Lava Mobiles now plans to launch 3G and Android phones below the Rs 8,000 mark to cash in on the mobile broadband craze. According to a study by market research firm Nielsen Company, among the urban subscribers who intend to take up 3G or third-generation services, 63 per cent plan to upgrade their handsets. This presents a huge opportunity for new handset makers.
Apart from differentiating on features, these handset makers are also ramping up their after-sales services. Lemon Mobiles is ramping up service centres from 400 to 450 in the next two months and mulling a production facility in Noida to control handset costs. The company has also introduced a dual-camera phone to cater to video calling demand of consumers.
London-based INQ Mobile feels that it's the right time for India's 3G entry. Jeff Taylor, co-founder, INQ Mobiles, said that India is a different market in terms of choice of handsets, competition and price sensitivity.
The company currently has two handsets in the Indian market; both are 3G-enabled. It wants to have not more than five handsets in its portfolio, on the lines of the BlackBerry and iPhone. However, the company will continue to be in the mid-price segment of below Rs 8,000.
"Nokia has also come up with a number of low-cost models but they are relatively sparse on features. This matrix of price and good features has been addressed by the domestic brands," said Naveen Mishra, senior research manager at IDC.
But the common threat to both giants and small handset makers is the grey market. "Handsets in the grey market have taken up a huge share," said Pankaj Mahindroo, president, Indian Cellular Association. "Although they are low on cost, they are not reliable, but still, since it is easy to dispose of, people go for it. These are the makers who do not pay any taxes," he added.

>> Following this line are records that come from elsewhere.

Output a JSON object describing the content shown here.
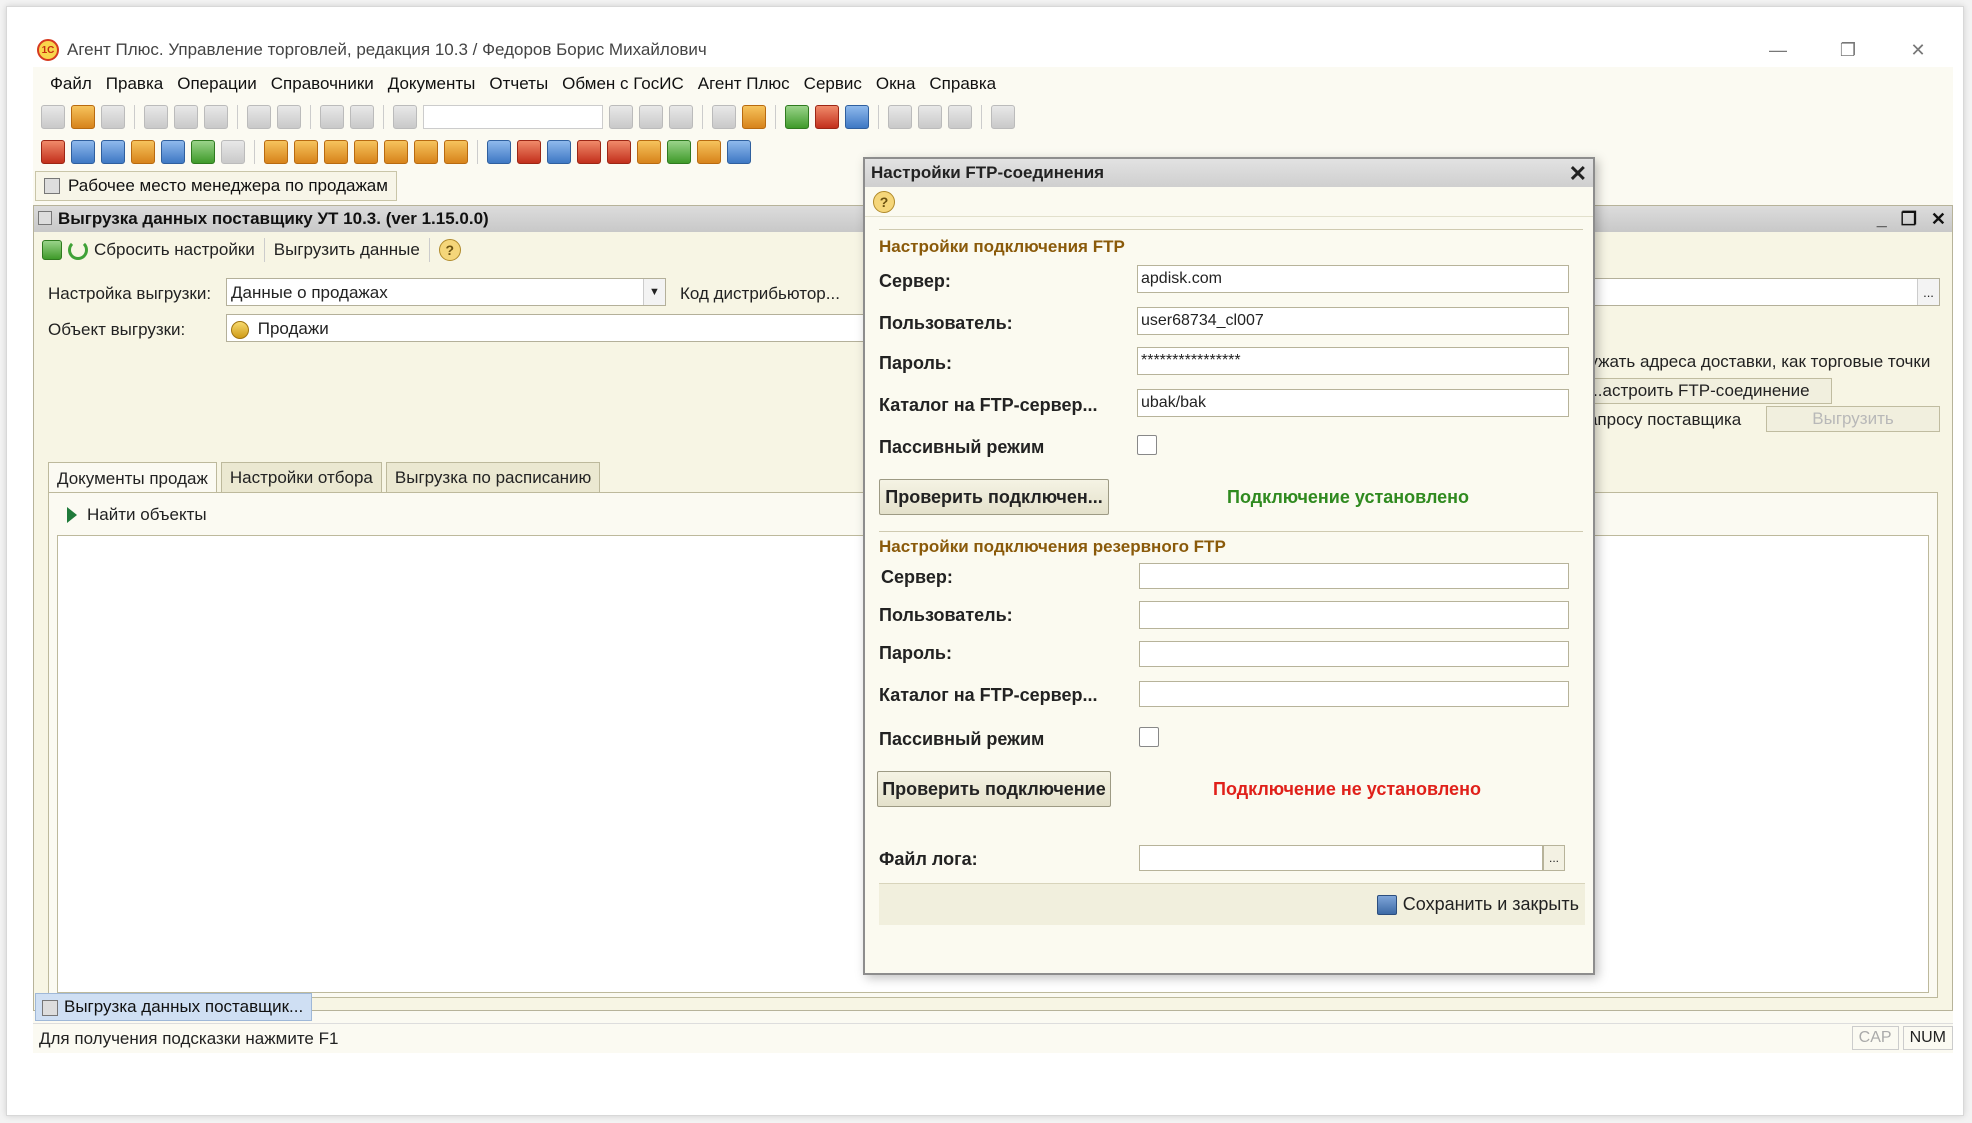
{
  "window": {
    "title": "Агент Плюс. Управление торговлей, редакция 10.3 / Федоров Борис Михайлович",
    "app_icon": "1c-logo-icon"
  },
  "menu": [
    "Файл",
    "Правка",
    "Операции",
    "Справочники",
    "Документы",
    "Отчеты",
    "Обмен с ГосИС",
    "Агент Плюс",
    "Сервис",
    "Окна",
    "Справка"
  ],
  "workplace_tab": "Рабочее место менеджера по продажам",
  "child": {
    "title": "Выгрузка данных поставщику УТ 10.3. (ver 1.15.0.0)",
    "toolbar": {
      "reset": "Сбросить настройки",
      "export": "Выгрузить данные"
    },
    "settings_label": "Настройка выгрузки:",
    "settings_value": "Данные о продажах",
    "distributor_label": "Код дистрибьютор...",
    "object_label": "Объект выгрузки:",
    "object_value": "Продажи",
    "addresses_text": "...ружать адреса доставки, как торговые точки",
    "ftp_button": "...астроить FTP-соединение",
    "request_text": "...запросу поставщика",
    "export_button": "Выгрузить",
    "tabs": [
      "Документы продаж",
      "Настройки отбора",
      "Выгрузка по расписанию"
    ],
    "find_objects": "Найти объекты"
  },
  "taskbar_tab": "Выгрузка данных поставщик...",
  "status": {
    "hint": "Для получения подсказки нажмите F1",
    "cap": "CAP",
    "num": "NUM"
  },
  "dialog": {
    "title": "Настройки FTP-соединения",
    "primary": {
      "section": "Настройки подключения FTP",
      "server_label": "Сервер:",
      "server_value": "apdisk.com",
      "user_label": "Пользователь:",
      "user_value": "user68734_cl007",
      "password_label": "Пароль:",
      "password_value": "****************",
      "catalog_label": "Каталог на FTP-сервер...",
      "catalog_value": "ubak/bak",
      "passive_label": "Пассивный режим",
      "check_button": "Проверить подключен...",
      "status": "Подключение установлено"
    },
    "backup": {
      "section": "Настройки подключения резервного FTP",
      "server_label": "Сервер:",
      "server_value": "",
      "user_label": "Пользователь:",
      "user_value": "",
      "password_label": "Пароль:",
      "password_value": "",
      "catalog_label": "Каталог на FTP-сервер...",
      "catalog_value": "",
      "passive_label": "Пассивный режим",
      "check_button": "Проверить подключение",
      "status": "Подключение не установлено"
    },
    "log_label": "Файл лога:",
    "log_value": "",
    "ellipsis": "...",
    "save_button": "Сохранить и закрыть"
  }
}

Global brands account for more than $40 million of the total market, while Indian brands consist about $15 million. The grey market handsets are at par with the market value of Indian brands, according to Mahindroo. "Although Nokia and Samsung together still account for majority of the market, the grey market has grabbed a significant share," he said.